The detention provisions in the Senate version of the defense spending bill authorize the indefinite military detention of American citizens, and requires that any non-citizen terrorism suspect be held in military custody. It also forces the Secretary of Defense to personally approve transfers of detainees out of Gitmo*. When the bill was introduced, it created a rare moment of consensus between former Bush administration officials and civil liberties advocates who warned against constraining the president's "flexibility" in counterterrorism operations.
The administration's statement harshly criticizes the bipartisan Senate compromise hammered out by the Senate Armed Services Committee, noting that rather than take out provisions that critics warned would impede the ability of law enforcement agencies to investigate and apprehend terrorism suspects, the committee's revised language merely "directs the President to develop procedures to ensure the myriad problems that would result...do not come to fruition."
Broadly speaking, the detention provisions in this bill micromanage the work of our experienced counterterrorism professionals, including our military commanders, intelligence professionals, seasoned counterterrorism prosecutors, or other operatives in the field. These professionals have successfully led a Government-wide effort to disrupt, dismantle, and defeat al Qaeda and its affiliates and adherents over two consecutive Administrations. The Administration believes strongly that it would be a mistake for Congress to overrule or limit the tactical flexibility of our Nation's counterterrorism professionals.
The section on detention provisions concludes with the statement that "any bill that challenges or constrains the President's critical authorities to collect intelligence, incapacitate dangerous terrorists, and protect the Nation would prompt the President's senior advisers to recommend a veto."
Secretary of Defense Leon Panetta warned the Senate earlier this week that the provisions would harm national security, but until now it was unclear whether the administration would threaten to veto the defense bill over the Senate detention language.

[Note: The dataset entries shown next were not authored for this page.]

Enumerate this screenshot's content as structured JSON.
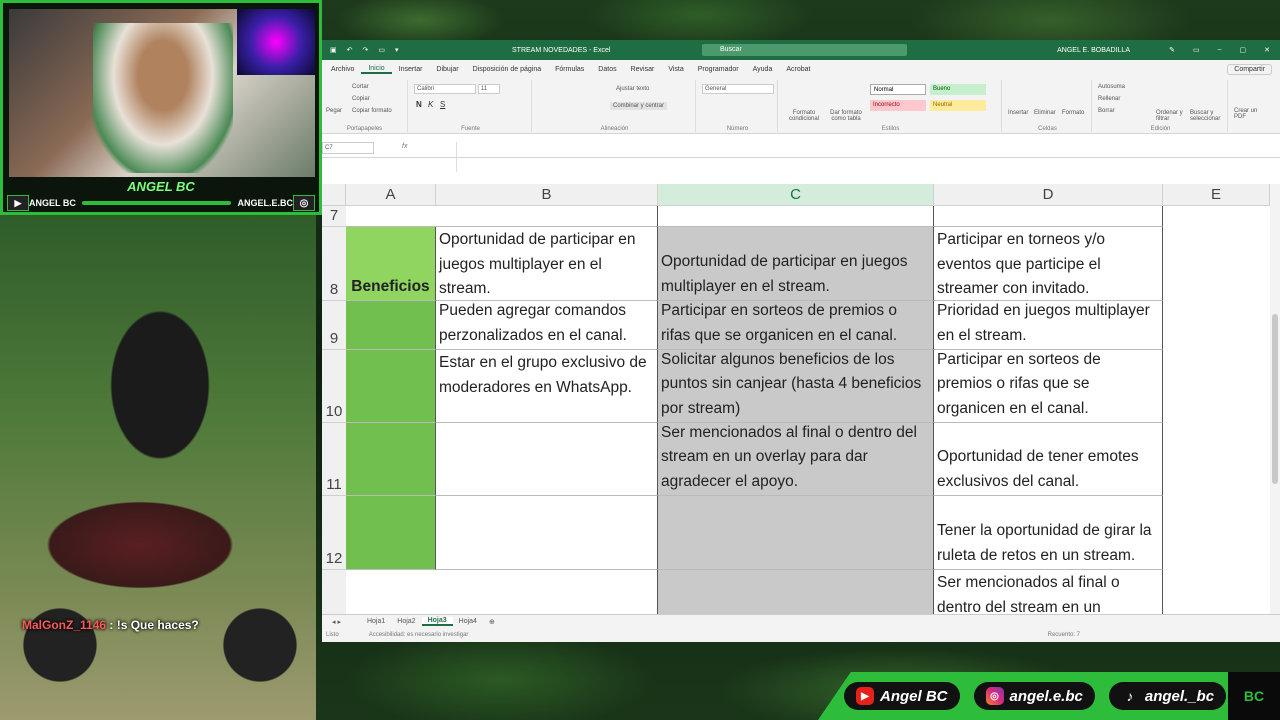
{
  "webcam": {
    "name": "ANGEL BC",
    "left_handle": "ANGEL BC",
    "right_handle": "ANGEL.E.BC"
  },
  "chat": {
    "user": "MalGonZ_1146",
    "separator": " : ",
    "message": "!s Que haces?"
  },
  "excel": {
    "title": "STREAM NOVEDADES  -  Excel",
    "search_placeholder": "Buscar",
    "user": "ANGEL E. BOBADILLA",
    "menu": [
      "Archivo",
      "Inicio",
      "Insertar",
      "Dibujar",
      "Disposición de página",
      "Fórmulas",
      "Datos",
      "Revisar",
      "Vista",
      "Programador",
      "Ayuda",
      "Acrobat"
    ],
    "share": "Compartir",
    "ribbon": {
      "paste": "Pegar",
      "cut": "Cortar",
      "copy": "Copiar",
      "format_painter": "Copiar formato",
      "clipboard": "Portapapeles",
      "font_name": "Calibri",
      "font_size": "11",
      "font_group": "Fuente",
      "wrap_text": "Ajustar texto",
      "merge_center": "Combinar y centrar",
      "alignment": "Alineación",
      "number_format": "General",
      "number": "Número",
      "cond_format": "Formato condicional",
      "format_table": "Dar formato como tabla",
      "styles": {
        "normal": "Normal",
        "bueno": "Bueno",
        "incorrecto": "Incorrecto",
        "neutral": "Neutral"
      },
      "styles_group": "Estilos",
      "insert": "Insertar",
      "delete": "Eliminar",
      "format": "Formato",
      "cells_group": "Celdas",
      "autosum": "Autosuma",
      "fill": "Rellenar",
      "clear": "Borrar",
      "sort_filter": "Ordenar y filtrar",
      "find_select": "Buscar y seleccionar",
      "editing_group": "Edición",
      "create_pdf": "Crear un PDF"
    },
    "namebox": "C7",
    "columns": [
      "A",
      "B",
      "C",
      "D",
      "E"
    ],
    "rows": [
      {
        "num": "7",
        "a": "",
        "b": "",
        "c": "",
        "d": ""
      },
      {
        "num": "8",
        "a": "Beneficios",
        "b": "Oportunidad de participar en juegos multiplayer en el stream.",
        "c": "Oportunidad de participar en juegos multiplayer en el stream.",
        "d": "Participar en torneos y/o eventos que participe el streamer con invitado."
      },
      {
        "num": "9",
        "a": "",
        "b": "Pueden agregar comandos perzonalizados en el canal.",
        "c": "Participar en sorteos de premios o rifas que se organicen en el canal.",
        "d": "Prioridad en juegos multiplayer en el stream."
      },
      {
        "num": "10",
        "a": "",
        "b": "Estar en el grupo exclusivo de moderadores en WhatsApp.",
        "c": "Solicitar algunos beneficios de los puntos sin canjear (hasta 4 beneficios por stream)",
        "d": "Participar en sorteos de premios o rifas que se organicen en el canal."
      },
      {
        "num": "11",
        "a": "",
        "b": "",
        "c": "Ser mencionados al final o dentro del stream en un overlay para dar agradecer el apoyo.",
        "d": "Oportunidad de tener emotes exclusivos del canal."
      },
      {
        "num": "12",
        "a": "",
        "b": "",
        "c": "",
        "d": "Tener la oportunidad de girar la ruleta de retos en un stream."
      },
      {
        "num": "",
        "a": "",
        "b": "",
        "c": "",
        "d": "Ser mencionados al final o dentro del stream en un"
      }
    ],
    "sheets": [
      "Hoja1",
      "Hoja2",
      "Hoja3",
      "Hoja4"
    ],
    "active_sheet": "Hoja3",
    "status": "Listo",
    "accessibility": "Accesibilidad: es necesario investigar",
    "zoom": "Recuento: 7"
  },
  "socials": {
    "youtube": "Angel BC",
    "instagram": "angel.e.bc",
    "tiktok": "angel._bc"
  },
  "logo_text": "BC"
}
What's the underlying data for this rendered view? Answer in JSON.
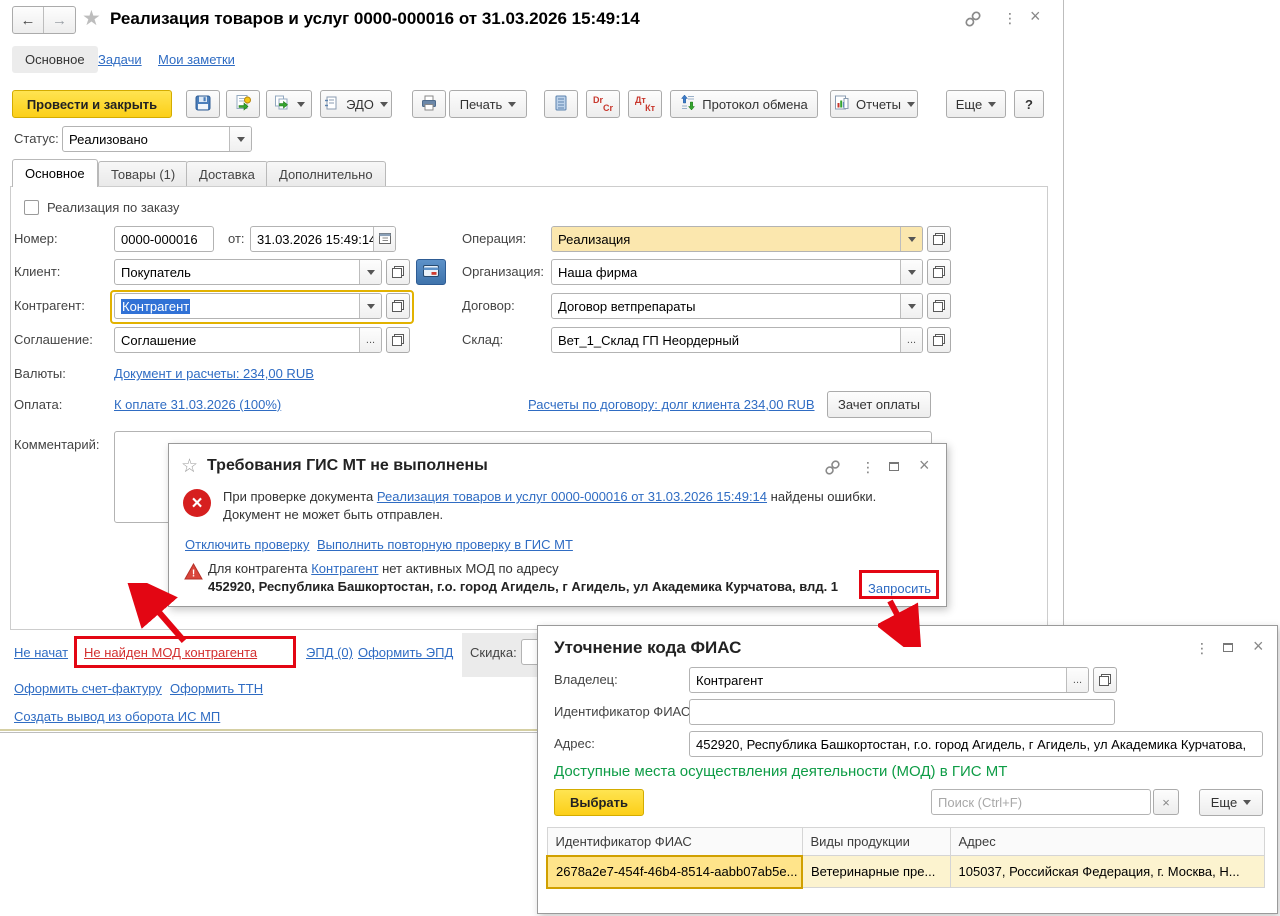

Senate Majority Leader Harry Reid has indicated he wants to pass the bill as soon as possible.
UPDATE: In his floor statement, Senate Armed Services Committee Chairman Carl Levin (D-Mich) said that "the Administration and others expressed misgivings about the detainee provisions in the initial bill, although the provisions in our initial bill represented a bipartisan compromise that was approved by the Committee on a 25-1 vote. Many of these concerns were based on misinterpretations of the language in that bill. Nonetheless, we have worked hard to address these concerns...I look forward to working with my colleagues to promptly pass this important legislation. "
*A previous version of this post incorrectly states that the bill would prohibit transfers of Gitmo detainees to US soil for trial.